HEIDELBERG, Germany -- Brat is not a derogatory term when talking about children of service members.

This is part of the message author Mary Edwards Wertsch brought with her when she visited the U.S. Army Garrison Baden-WAfA1/4rttemberg communities to talk about her research and her book, "Military Brats: Legacies of Childhood Inside the Fortress."

Wertsch, an adult military brat and the daughter of a career Army infantryman who lived in three countries and 20 different houses as a child, was the guest of the USAG Baden-WAfA1/4rttemberg Chaplain's Office for a week called "The Good and the Grief."

From March 17-19, Wertsch traveled to the Benjamin Franklin Village Chapel in Mannheim, Patrick Henry Village Chapel and Mark Twain Village Chapel in Heidelberg, and the Landstuhl Library in Kaiserslautern.

She presented information for parents and those who work with military children - information she said is invaluable.

"Because military children do not grow up with the same sense of hometown or roots that many other civilian people do," she said, "here is the fact of the matter - everybody needs to know where they are from.
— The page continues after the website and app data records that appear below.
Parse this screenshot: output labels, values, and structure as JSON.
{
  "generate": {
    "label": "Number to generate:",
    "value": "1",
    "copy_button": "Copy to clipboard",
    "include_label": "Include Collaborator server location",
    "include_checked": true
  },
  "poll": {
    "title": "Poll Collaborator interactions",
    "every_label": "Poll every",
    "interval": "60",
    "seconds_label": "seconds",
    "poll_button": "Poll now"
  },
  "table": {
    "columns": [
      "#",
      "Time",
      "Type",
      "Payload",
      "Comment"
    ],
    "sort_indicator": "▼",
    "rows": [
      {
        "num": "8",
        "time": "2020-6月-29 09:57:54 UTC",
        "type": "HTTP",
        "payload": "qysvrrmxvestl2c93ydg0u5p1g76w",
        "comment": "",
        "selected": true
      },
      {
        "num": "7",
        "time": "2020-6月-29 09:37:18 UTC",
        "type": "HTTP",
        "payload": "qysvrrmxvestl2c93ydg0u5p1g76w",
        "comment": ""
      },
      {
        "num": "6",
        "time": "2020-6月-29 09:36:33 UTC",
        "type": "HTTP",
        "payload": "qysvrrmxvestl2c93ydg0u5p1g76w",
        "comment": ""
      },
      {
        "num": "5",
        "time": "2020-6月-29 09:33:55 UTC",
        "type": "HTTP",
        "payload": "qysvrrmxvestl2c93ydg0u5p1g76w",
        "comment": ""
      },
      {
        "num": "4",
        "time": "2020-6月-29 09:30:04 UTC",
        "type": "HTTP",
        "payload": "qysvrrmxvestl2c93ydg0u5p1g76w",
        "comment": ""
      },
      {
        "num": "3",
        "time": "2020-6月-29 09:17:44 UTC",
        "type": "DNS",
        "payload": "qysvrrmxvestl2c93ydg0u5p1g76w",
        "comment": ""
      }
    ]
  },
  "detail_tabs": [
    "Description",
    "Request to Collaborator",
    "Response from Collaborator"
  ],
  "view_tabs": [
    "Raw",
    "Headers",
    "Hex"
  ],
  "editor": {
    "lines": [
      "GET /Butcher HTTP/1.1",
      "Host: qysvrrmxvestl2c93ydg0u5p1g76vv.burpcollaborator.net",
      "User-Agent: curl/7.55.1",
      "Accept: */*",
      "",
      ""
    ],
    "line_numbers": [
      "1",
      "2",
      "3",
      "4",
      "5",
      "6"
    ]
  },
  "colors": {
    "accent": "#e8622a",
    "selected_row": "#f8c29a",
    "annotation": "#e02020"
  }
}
I learned that it is very important to understand that we are from this military culture. It shapes us, and you don't stop being a military brat at age 18 - it affects you your whole life through."

Wertsch discussed ways to strengthen resiliency in military children with those in attendance at an evening session at MTV Chapel March 18. She pointed out ways to use story sharing, poem writing, blues music and an activity she created called 'operation footlocker.'

The activity was launched in 1996 to help develop cultural identity and connection among adults who grew up in the military, and three footlockers now crisscross the United States filled with contributed 'memories' from adult military brats.

Wertsch said she hopes parents and others who learn about her research simply get a better understanding of the military culture.

"I hope they take away that the military is a culture for the children raised within it, the same as any culture on the face of the planet," she said. "It is a shaping culture. For parents to understand their own children, they need to understand the military as the root culture for their children."

Wertsch said as part of the research for her book, first published in 1991, she interviewed 80 adult military brats.

Through the research, she said the main strength of those she interviewed was the values all those interviewed shared: Integrity, honesty, service, loyalty and the tendency to not be racist, for example.

Dr. Becky Powell, director of religious education for USAG Baden-WAfA1/4rttemberg, helped organize the visit by Wertsch, whom she met through reading Wertsch's book while conducting research for her dissertation.

"Mary wrote the book, really and truly, and anything that you're going to read about military families is going to cite back to her," she said. "Hers is the first broad examination, in a systematic research way, of this population."

Powell said Wertsch not only helped her professionally but personally as well.
"Mary has become a valued colleague and friend," she said. "When we had a time when we had some significant transition issues for my daughter, Mary was one of the people who sustained us. She gave us practical advice."

Powell agreed that it is important for military families to think about the culture they are living in.

"I hope they come away with a sense that there is an identity, there is a pride that children and adults can have from their lives here, and it is a very good and honorable thing," she said.

(Editor's Note: Kristen Marquez writes for the USAG Baden-Wuerttemberg newspaper, the Herald Post.)